## Exercise description:
Return each line of the listing that contains the string "icon".

## Source data:
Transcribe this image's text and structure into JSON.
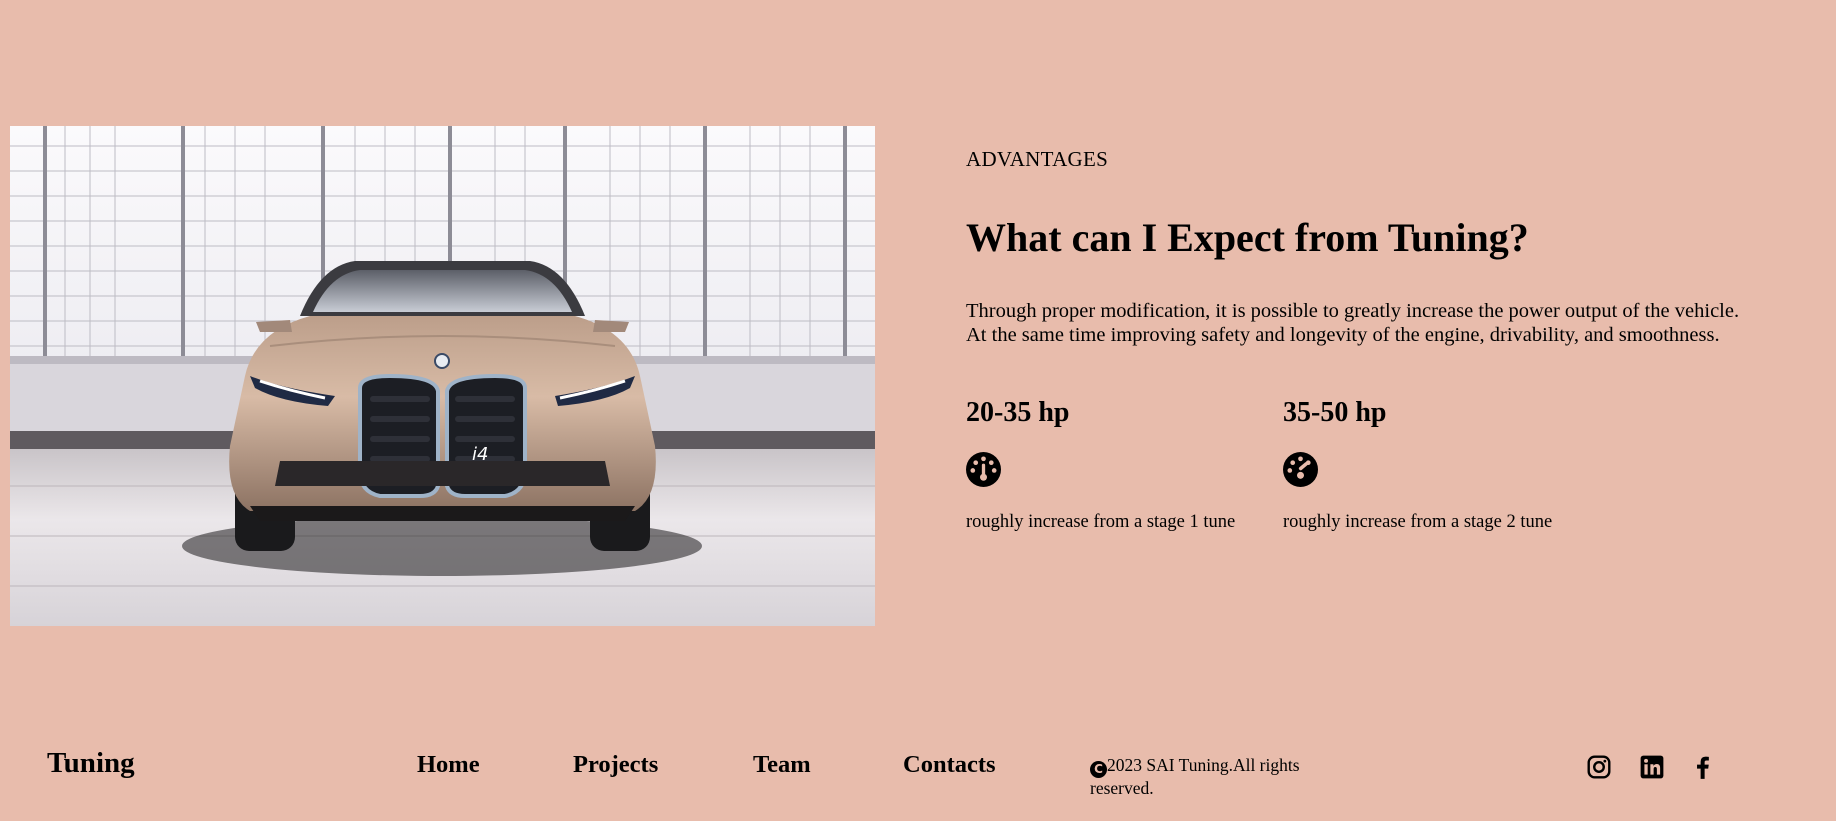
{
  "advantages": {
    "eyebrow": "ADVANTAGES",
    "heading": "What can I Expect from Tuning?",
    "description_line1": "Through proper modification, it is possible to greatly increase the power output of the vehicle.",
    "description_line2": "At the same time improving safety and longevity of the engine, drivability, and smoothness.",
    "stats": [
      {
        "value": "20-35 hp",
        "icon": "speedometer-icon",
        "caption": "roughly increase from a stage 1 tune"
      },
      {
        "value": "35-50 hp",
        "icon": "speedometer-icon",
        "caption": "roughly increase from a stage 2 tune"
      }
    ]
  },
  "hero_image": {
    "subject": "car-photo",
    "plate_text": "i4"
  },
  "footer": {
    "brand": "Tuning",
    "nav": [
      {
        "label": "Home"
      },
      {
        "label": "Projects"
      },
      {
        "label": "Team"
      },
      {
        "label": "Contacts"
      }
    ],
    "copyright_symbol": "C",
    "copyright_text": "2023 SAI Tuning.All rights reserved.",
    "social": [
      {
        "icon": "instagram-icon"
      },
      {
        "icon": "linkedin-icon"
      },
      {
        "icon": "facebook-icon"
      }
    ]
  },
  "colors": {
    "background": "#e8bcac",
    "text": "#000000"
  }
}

## Task result:
        "icon": "speedometer-icon",
        "icon": "speedometer-icon",
        "icon": "instagram-icon"
        "icon": "linkedin-icon"
        "icon": "facebook-icon"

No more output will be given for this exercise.